Within the context of the American historical and cultural imagination, any mention of the pre-Civil War South conjures up romantic images of plenty, images of stately elegant mansions, dashingly gallant men, and genteelly demure women.
However, this image purposely glosses over the other realities of the pre-Civil War South. First of all, it does not include the innumerable exploited and abused black bodies, on the backs of whom this idyllic, overly romanticized image rests, financed by the enormous profit gained by virtue of their coerced labor. In addition, and most importantly for this piece, this image excludes that vast pre-Civil War population of whites that did not profit and grow rich from the institution.
In fact, for most of this vast population, slavery actually proved detrimental to their economic well-being. The very presence this institution, supported by the free, unpaid labor force of enslaved men and women, severely limited the avenues of economic and educational opportunity and upward mobility, leaving them painfully ignorant, poor as church mice, and raggedy as mango seeds.
However, slavery functioned as much more than an economic system. It also functioned as a social system.
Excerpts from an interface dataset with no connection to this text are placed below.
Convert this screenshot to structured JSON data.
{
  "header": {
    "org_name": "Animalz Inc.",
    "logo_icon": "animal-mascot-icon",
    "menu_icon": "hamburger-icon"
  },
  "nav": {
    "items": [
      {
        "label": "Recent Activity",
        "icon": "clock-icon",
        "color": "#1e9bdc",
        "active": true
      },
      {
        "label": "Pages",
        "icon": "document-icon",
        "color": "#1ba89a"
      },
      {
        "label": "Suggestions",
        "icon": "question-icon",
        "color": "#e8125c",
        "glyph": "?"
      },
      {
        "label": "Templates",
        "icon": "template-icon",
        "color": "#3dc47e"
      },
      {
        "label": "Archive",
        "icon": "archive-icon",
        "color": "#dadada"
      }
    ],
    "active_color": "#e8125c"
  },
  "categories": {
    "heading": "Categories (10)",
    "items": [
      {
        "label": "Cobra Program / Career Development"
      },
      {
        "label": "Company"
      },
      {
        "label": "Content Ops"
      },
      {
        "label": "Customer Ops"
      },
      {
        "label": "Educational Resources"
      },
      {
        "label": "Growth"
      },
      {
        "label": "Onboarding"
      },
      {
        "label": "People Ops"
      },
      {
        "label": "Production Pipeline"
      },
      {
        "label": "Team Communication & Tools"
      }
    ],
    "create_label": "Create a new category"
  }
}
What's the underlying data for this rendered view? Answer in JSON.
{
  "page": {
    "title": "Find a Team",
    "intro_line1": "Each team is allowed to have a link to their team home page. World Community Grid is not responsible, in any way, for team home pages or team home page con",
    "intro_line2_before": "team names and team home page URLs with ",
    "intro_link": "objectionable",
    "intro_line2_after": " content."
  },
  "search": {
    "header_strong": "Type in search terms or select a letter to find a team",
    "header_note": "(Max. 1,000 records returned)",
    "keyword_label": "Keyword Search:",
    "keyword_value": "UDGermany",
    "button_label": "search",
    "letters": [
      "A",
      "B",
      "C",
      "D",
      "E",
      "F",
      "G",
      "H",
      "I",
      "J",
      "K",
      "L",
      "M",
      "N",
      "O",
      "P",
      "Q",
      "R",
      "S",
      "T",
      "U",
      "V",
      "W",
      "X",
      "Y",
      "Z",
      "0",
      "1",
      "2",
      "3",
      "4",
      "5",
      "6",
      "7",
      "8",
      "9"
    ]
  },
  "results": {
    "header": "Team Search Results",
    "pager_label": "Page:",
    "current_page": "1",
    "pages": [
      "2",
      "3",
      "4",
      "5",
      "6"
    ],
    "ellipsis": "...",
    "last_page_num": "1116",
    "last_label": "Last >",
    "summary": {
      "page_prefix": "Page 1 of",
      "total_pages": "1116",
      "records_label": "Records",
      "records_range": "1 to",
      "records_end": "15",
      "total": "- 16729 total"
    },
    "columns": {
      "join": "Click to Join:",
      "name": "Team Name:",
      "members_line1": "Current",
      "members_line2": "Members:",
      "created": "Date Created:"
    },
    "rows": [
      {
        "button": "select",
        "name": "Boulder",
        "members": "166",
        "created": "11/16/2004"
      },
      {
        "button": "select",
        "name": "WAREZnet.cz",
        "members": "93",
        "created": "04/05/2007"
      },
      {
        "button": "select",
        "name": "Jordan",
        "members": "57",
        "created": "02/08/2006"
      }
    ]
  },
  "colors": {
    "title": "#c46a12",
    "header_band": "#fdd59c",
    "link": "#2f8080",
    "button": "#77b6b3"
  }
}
And within this social system, slavery acted as a mechanism of control, keeping at bay any threat of revolt by its discontents, that economic class of poor whites it produced.
In what might have been the one of the earliest precursors to the modern Jedi mind trick, within the caste-like social system of slavery in which race served as a sign determining inclusion or exclusion, free man or slave, their whiteness offered them a somewhat timorous place of status and privilege vis-à-vis the enslaved blacks.
In other words, in their minds they figured that though they may have indeed been painfully ignorant, poor as church mice, and raggedy as mango seeds, their whiteness excluded them from the basement, the very rock bottom tier, of that social system, slavery, and guaranteed them a certain measure of access to and inclusion in that system, so they embraced and supported that system, even against their own interests.
This fact alone kept them content, and in this way, whiteness became invested with a certain exaggerated value, transforming it into a currency of sorts.
However, the pre-Civil War Southern leadership class, those dashingly gallant men who owned the stately elegant mansions built from the profits of coerced black labor, bet it all on succession and promptly lost, and the institution of slavery, along with its built-in social system, fell, threatening the value of whiteness as currency and its usefulness as a mechanism of control.
The members of that Southern leadership class, realizing that social system to be key to them retaining their power and reassuming their place of wealth and prominence, devised and instituted the Jim Crow system to replace it, returning value to the currency of whiteness.
Then, in the 1960’s, the Democratic Party, the political party of the new leadership class in the South, began to champion the Civil Rights Movement, which tore down the system of Jim Crow, thereby undermining and devaluing the currency of whiteness, and enraged Southerners, the Dixiecrats, fled the Democratic Party for Republican Party in droves, attracted by the openly racial rhetoric of presidential candidate Richard Nixon’s Southern Strategy and its implicit promise to return value to the currency of whiteness.
And there they have remained until this very day, supporting the party and faithfully voting for republican candidates year after year, election cycle after election cycle, even against their own interests.
Yet, after all this time, it seems to seem to them, the Republican Party has failed to deliver its implicit promise to return value to the currency of whiteness. In fact, it seems to seem to them, not only has the Republican Party failed to deliver its promise, it has haplessly allowed itself to become inextricably ensnared in a tar pit of political correctness and no longer possesses the will or the courage to even call a spade a spade, so to speak.
So, a sense of indignant race and discontent, repressed since the 1960’s, returns to the fore, where it has simmered, barely contained, just beneath the surface.
Then, along comes one arrogantly ignorant, ignorantly arrogant, attention-seeking, self-serving billionaire businessman Mr. Donald J. Trump, who in his pseudo presidential campaign/publicity tour evinces a certain willingness to say absolutely anything and leave no stone of crass racial indignation unturned.
And though Trump grows steadily and increasingly more insultingly, viciously outrageous, spewing nothing other than self-serving gibberish without offering even one coherent or viable policy proposal or solution to the issues facing this nation, his popularity and number of supporters grows accordingly, eclipsing the other republican candidates, much to the consternation, chagrin, and dismay of political pundits, experts, and, most of all, mainstream republicans.
But they—we all—fail to hear, to discern, in his offensive, racially-charged rhetoric his implicit promise to finally honor the Republican Party’s debt and return value to the currency of whiteness his followers perceive as having been lost in the civil rights negotiations of the 1960’s. He promises a return to a caste-like social system in which race acts as an open and acknowledged sign determining access, inclusion, and privilege and no longer has to be couched in coded language or disguised within any of the new structured systems of oppression as it now does.
For his supporters, then, it matters not that they would probably gain very little from a Trump presidency, that a vote for Trump would be a vote against their own interests. For them Donald Trump represents the South’s very last and best chance to rise again, and his candidacy presents an opportunity that they cannot pass up.